MISSISSIPPI STATE – Kudzu can grow a foot per day, and today it covers nearly seven million acres in the South.
Now listed as a federal noxious weed, kudzu was imported to prevent soil erosion and to feed livestock. The semi-woody plant covers large tracts of land from eastern Texas to the East Coast and as far north as Maryland. Kudzu climbs, covers and eventually kills trees, destroying the timber-producing value of these lands. It reduces land productivity by millions of dollars yearly.
A recent Mississippi State University study evaluated the after-tax financial returns of controlling kudzu with herbicides and then planting pine or oak plantations on lands formerly covered by the vine.
“As the population grows and land use changes over time, the need to reclaim unproductive areas where kudzu has taken over is essential for timber production,” said Donald Grebner, forestry professor and economist in the university’s Forest and Wildlife Research Center. “Reclaimed land could also be used for wildlife habitat and recreation, improving the financial stability of local economies.”
To determine financial returns of reclaiming kudzu-covered land, scientists first needed to determine the best way to kill the creeping invader.
MSU Forestry Department head Andrew Ezell has tested different herbicide treatments on kudzu patches in the state for more than 20 years. He, along with colleagues in South Carolina, treated patches of the weed and then observed growth estimates four times after initial application.
For this study, scientists compared seven different strategies for eradicating kudzu patches and then establishing either pine or hardwood plantations. Management scenarios included using different herbicide applications, different types of chemical dispersal methods and different tree species after eliminating the vine.
“Controlling kudzu is difficult and expensive,” Ezell said. “Many of the herbicides that can be used to control kudzu affect the soil such that trees can’t be planted immediately after application.”
The study found a broadcast application of Escort XP — a selective herbicide manufactured by DuPont — to be the most cost-effective way to control kudzu patches.

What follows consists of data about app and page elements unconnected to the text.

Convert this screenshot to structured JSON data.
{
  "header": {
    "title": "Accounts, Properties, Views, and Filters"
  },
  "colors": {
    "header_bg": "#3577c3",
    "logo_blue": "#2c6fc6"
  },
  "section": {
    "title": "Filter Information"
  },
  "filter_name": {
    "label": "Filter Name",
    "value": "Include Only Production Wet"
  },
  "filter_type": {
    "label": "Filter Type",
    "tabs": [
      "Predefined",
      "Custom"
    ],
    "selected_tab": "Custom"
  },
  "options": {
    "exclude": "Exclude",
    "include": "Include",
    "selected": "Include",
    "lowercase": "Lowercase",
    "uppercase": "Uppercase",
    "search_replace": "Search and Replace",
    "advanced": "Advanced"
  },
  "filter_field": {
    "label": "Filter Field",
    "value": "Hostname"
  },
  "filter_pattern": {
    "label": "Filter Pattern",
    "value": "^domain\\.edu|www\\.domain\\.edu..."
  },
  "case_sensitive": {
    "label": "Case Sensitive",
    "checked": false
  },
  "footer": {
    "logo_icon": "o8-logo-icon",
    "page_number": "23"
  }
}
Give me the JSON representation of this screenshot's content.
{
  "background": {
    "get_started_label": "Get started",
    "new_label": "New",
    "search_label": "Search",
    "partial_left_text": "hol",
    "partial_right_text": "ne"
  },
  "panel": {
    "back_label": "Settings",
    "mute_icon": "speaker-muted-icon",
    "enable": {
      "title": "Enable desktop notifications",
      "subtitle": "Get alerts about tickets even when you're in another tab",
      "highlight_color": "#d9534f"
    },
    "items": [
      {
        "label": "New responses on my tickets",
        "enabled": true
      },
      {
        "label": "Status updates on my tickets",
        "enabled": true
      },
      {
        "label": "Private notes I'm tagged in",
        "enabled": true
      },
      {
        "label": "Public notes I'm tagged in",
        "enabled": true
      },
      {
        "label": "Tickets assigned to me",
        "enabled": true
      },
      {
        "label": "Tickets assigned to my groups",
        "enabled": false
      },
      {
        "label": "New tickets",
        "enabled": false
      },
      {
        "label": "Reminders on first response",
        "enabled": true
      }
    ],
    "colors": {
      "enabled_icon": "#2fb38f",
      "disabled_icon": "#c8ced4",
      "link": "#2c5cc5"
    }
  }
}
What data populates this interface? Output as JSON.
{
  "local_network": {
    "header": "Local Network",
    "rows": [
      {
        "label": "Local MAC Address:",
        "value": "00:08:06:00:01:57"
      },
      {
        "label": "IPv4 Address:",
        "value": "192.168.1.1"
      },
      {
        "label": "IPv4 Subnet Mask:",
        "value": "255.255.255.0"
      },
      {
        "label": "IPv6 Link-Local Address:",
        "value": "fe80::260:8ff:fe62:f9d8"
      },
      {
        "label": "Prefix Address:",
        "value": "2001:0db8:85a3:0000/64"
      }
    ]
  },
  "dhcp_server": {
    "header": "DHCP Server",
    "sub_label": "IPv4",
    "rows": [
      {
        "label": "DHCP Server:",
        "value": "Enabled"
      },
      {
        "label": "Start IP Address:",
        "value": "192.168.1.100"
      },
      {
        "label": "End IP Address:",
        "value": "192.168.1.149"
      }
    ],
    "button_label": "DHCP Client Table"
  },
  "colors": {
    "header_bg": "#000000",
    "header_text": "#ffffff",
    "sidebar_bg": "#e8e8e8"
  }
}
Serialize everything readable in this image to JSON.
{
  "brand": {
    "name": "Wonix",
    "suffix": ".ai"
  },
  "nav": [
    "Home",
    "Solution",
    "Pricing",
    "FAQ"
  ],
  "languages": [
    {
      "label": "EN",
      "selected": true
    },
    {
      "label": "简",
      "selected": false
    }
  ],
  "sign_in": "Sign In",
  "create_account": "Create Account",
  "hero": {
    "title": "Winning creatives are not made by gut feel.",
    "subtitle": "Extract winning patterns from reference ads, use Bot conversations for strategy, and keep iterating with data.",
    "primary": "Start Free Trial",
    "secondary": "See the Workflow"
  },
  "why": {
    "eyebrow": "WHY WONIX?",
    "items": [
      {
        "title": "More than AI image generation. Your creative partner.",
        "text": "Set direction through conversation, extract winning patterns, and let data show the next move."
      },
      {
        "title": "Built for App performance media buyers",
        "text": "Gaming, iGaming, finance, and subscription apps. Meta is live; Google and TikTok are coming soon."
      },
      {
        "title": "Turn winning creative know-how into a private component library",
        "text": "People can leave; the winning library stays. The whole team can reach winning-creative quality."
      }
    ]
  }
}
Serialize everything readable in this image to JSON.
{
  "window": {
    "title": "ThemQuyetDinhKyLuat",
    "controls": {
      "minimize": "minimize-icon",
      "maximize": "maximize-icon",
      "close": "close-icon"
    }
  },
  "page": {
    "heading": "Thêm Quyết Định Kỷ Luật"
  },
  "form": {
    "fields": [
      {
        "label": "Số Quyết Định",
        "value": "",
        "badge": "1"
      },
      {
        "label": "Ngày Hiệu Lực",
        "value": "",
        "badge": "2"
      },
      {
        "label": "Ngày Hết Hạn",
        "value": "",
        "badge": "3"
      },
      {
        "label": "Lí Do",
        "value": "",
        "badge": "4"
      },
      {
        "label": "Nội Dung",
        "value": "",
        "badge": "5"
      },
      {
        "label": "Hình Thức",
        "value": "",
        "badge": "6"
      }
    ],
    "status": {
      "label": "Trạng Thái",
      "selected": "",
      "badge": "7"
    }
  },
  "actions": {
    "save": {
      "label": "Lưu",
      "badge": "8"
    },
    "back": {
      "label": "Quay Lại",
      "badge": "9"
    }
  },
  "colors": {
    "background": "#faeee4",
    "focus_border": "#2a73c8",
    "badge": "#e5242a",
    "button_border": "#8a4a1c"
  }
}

Escort XP is appropriate for both young and old kudzu patches, and it works for reforesting the area with pine or oak.
Forest economists used the land expectation value on an after-tax basis to evaluate the feasibility of the control regimes. Land expectation value is the present value of all future costs and revenues of an asset, including forestland.
“For example, treating kudzu aerially with Escort XP and then replanting in pine would yield an estimated $1,460 per acre in revenue after taxes,” Grebner said.
An aerial application of herbicide followed by replanting in oak would yield an estimated $317 per acre.
“The biggest difference in the two is the maturity time, with pine having multiple cuttings in a shorter period of time and oak only having one cut at 30 years and then final harvest at 50 years,” Grebner said. “However, by removing kudzu and planting in either oak or pine, the land expectation value increases.”
Ezell said controlling kudzu with herbicides can be a costly venture, especially for private landowners.
“Fortunately, there are multiple federally funded cost-share programs that offer assistance to private landowners to combat the spread of nonnative invasive plants such as kudzu,” Ezell said. “Incentive programs offered through the government have paid up to $87 per acre to eradicate the invasive plant.”
These programs can make a world of difference to landowners. Recovering any portion of initial cost to control kudzu will reduce costs and increase returns, leading to higher land expectation values.
“Clearly, landowners can reap both environmental and ecological benefits by turning unproductive, kudzu-covered land into forest,” Ezell said.